Woody Allen

I've been enjoying Eric Lax's book 'Conversations with Woody Allen' and I thought this bit of 'wisdom' was perfect.

"…I was saying that I want to obey the story and if you obey the needs of the creation of the piece of fiction, the meaning reveals itself.  And for me naturally, it's going to reveal itself in a particular way.  Years ago Paddy Chavefsky said to me. "When a movie is failing or a play is failing"—he put it so brilliantly—"cut out the wisdom".  Marshall Brickman said it a different way.   I told you this before—but just as cogently, just as insightful: "The message of the film can't be in the dialogue." And this is a truth that's hard to live by because the temptation is to occasionally take a moment and philosophize and put in your wisdom, put in your meaning.  I did that in Match Point to a certain degree—they're sitting around the table and they’re talking about faith being the path of least resistance. But the truth of the matter is, if the meaning doesn't come across in the action, you have nothing going for you. It doesn't work. You can't just have guys sitting around making hopefully wise insights or clever remarks because while they're saving these things the audience is not digesting them the way the author intends—"Hey did you just hear that Shavian epigram?" They’re looking at it as the dialogue of characters in a certain situation: "He's saying this because she's thinking this and he wants to get on her good side. ..." They're watching the action of the story. When you lose sight of that, and we all do - I certainly do - you think you’re making your point you think you're infusing your piece with wisdom, but you're committing suicide.  You're just militating against the audience’s enjoyment."

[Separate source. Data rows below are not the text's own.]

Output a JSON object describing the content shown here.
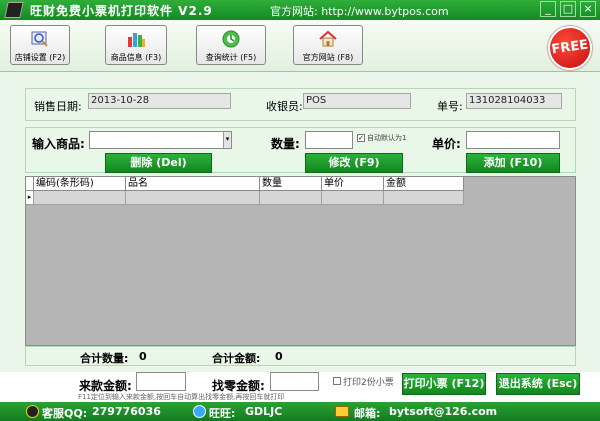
{
  "window": {
    "title": "旺财免费小票机打印软件 V2.9",
    "site_label": "官方网站: http://www.bytpos.com",
    "btn_min": "_",
    "btn_max": "□",
    "btn_close": "×"
  },
  "toolbar": {
    "buttons": [
      {
        "label": "店铺设置 (F2)"
      },
      {
        "label": "商品信息 (F3)"
      },
      {
        "label": "查询统计 (F5)"
      },
      {
        "label": "官方网站 (F8)"
      }
    ],
    "badge": "FREE"
  },
  "info": {
    "date_label": "销售日期:",
    "date_value": "2013-10-28",
    "cashier_label": "收银员:",
    "cashier_value": "POS",
    "order_label": "单号:",
    "order_value": "131028104033"
  },
  "entry": {
    "product_label": "输入商品:",
    "qty_label": "数量:",
    "auto_default_label": "自动默认为1",
    "auto_default_checked": true,
    "price_label": "单价:",
    "delete_button": "删除 (Del)",
    "modify_button": "修改 (F9)",
    "add_button": "添加 (F10)"
  },
  "table": {
    "columns": [
      "编码(条形码)",
      "品名",
      "数量",
      "单价",
      "金额"
    ],
    "rows": [
      [
        "",
        "",
        "",
        "",
        ""
      ]
    ]
  },
  "totals": {
    "qty_label": "合计数量:",
    "qty_value": "0",
    "amount_label": "合计金额:",
    "amount_value": "0"
  },
  "payment": {
    "received_label": "来款金额:",
    "change_label": "找零金额:",
    "print_two_label": "打印2份小票",
    "print_two_checked": false,
    "print_button": "打印小票 (F12)",
    "exit_button": "退出系统 (Esc)",
    "hint": "F11定位到输入来款金额,按回车自动算出找零金额,再按回车就打印"
  },
  "status": {
    "qq_label": "客服QQ:",
    "qq_value": "279776036",
    "wangwang_label": "旺旺:",
    "wangwang_value": "GDLJC",
    "email_label": "邮箱:",
    "email_value": "bytsoft@126.com"
  },
  "colors": {
    "accent_green": "#1a9a2a",
    "panel_green": "#e8f7e8",
    "free_red": "#d41414"
  },
  "icons": [
    "app-logo-icon",
    "shop-settings-icon",
    "product-info-icon",
    "stats-icon",
    "website-home-icon",
    "qq-penguin-icon",
    "wangwang-icon",
    "mail-icon"
  ]
}
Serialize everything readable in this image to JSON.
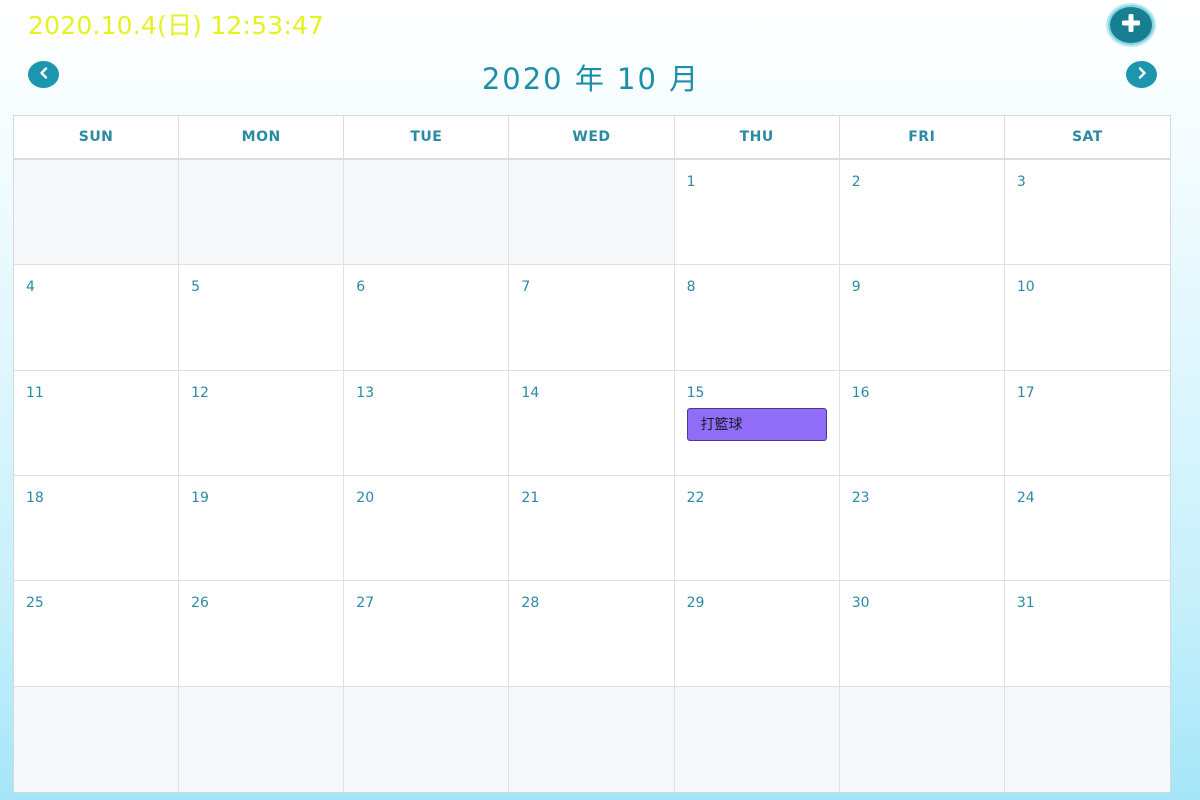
{
  "header": {
    "clock_text": "2020.10.4(日) 12:53:47",
    "month_title": "2020 年 10 月",
    "add_icon": "plus-icon",
    "prev_icon": "chevron-left-icon",
    "next_icon": "chevron-right-icon"
  },
  "weekdays": [
    "SUN",
    "MON",
    "TUE",
    "WED",
    "THU",
    "FRI",
    "SAT"
  ],
  "days": [
    "",
    "",
    "",
    "",
    "1",
    "2",
    "3",
    "4",
    "5",
    "6",
    "7",
    "8",
    "9",
    "10",
    "11",
    "12",
    "13",
    "14",
    "15",
    "16",
    "17",
    "18",
    "19",
    "20",
    "21",
    "22",
    "23",
    "24",
    "25",
    "26",
    "27",
    "28",
    "29",
    "30",
    "31",
    "",
    "",
    "",
    "",
    "",
    "",
    ""
  ],
  "events": [
    {
      "day": "15",
      "title": "打籃球"
    }
  ],
  "colors": {
    "accent": "#1b8fa6",
    "clock": "#e6f21e",
    "event_bg": "#8f6df7",
    "add_button": "#177f90"
  }
}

Art of Time Ensemble - Martin Tielli

I am a huge fan of the Rheostatics as well as the solo work of Martin Tielli, the band's lead guitarist and co-songwriter.  I am also a fan of the 'Art of Time Ensemble' who have been doing classical arrangements of popular music.  You might balk that Martin's work isn't really 'popular music' and I would agree.  It's too sophisticated and strange but I would argue that it is accessible to a popular audience that doesn't mind a change of signature or time.

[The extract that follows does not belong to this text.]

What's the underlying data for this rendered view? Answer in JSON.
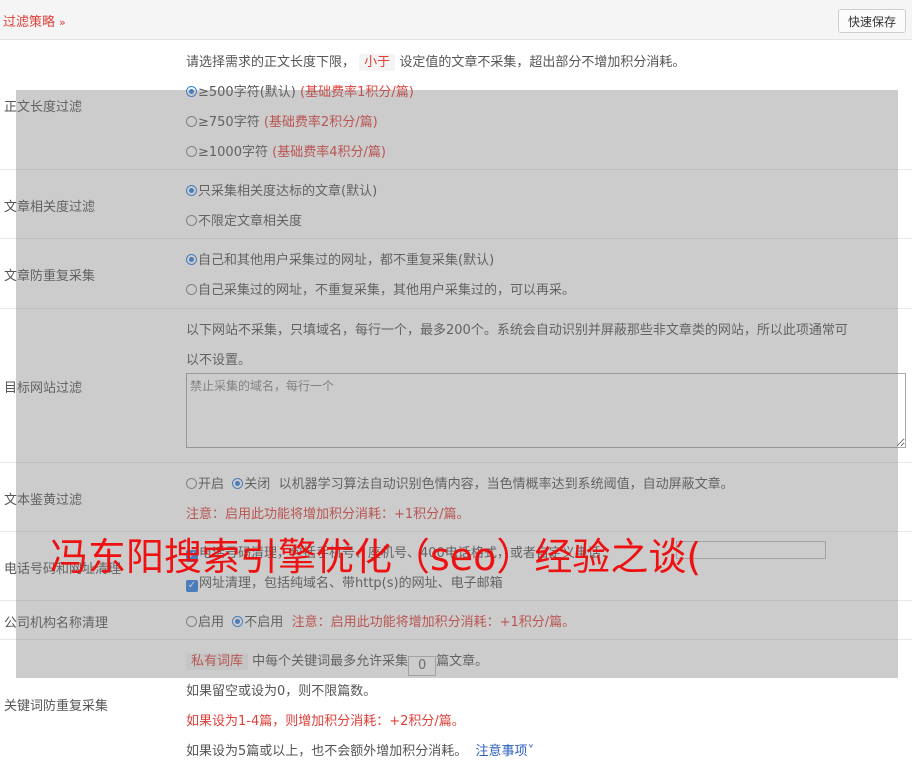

Here is the original video produced by Justin Stephenson.

Justin and I once talked about how cool the Rheostatics' video 'Shaved Head' was as it was done live 'off the floor.  It's a great homage.

If you ever get a chance to see Martin play, jump at it.  He's a great artist and an intense performer (the other Rheos are awesome as well!).

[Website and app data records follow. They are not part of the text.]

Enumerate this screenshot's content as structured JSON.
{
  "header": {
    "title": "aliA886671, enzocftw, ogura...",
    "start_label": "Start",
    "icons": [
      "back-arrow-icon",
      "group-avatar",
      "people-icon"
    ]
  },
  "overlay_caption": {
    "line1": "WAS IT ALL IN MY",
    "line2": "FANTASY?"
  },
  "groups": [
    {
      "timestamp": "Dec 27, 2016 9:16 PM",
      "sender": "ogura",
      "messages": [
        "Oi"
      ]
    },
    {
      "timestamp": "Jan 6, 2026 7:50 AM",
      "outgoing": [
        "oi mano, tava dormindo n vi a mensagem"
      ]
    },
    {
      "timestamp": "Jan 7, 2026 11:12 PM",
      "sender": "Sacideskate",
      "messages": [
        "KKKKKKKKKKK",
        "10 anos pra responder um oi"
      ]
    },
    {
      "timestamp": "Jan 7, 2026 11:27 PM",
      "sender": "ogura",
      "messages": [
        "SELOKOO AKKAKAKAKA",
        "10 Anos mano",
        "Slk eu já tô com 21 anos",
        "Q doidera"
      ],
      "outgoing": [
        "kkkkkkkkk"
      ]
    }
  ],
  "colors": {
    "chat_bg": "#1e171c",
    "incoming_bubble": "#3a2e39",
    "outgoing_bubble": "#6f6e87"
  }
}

If you're ever in Toronto check out the 'Art of Time Ensemble'.  The shows are a spectacular mix of popular and classical music.  It's an education and a profound sonic experience.

Here is ex-Barenaked Lady Steven Page doing a cover of Radiohead's 'Paranoid Android' with the 'Art of Time Ensemble'.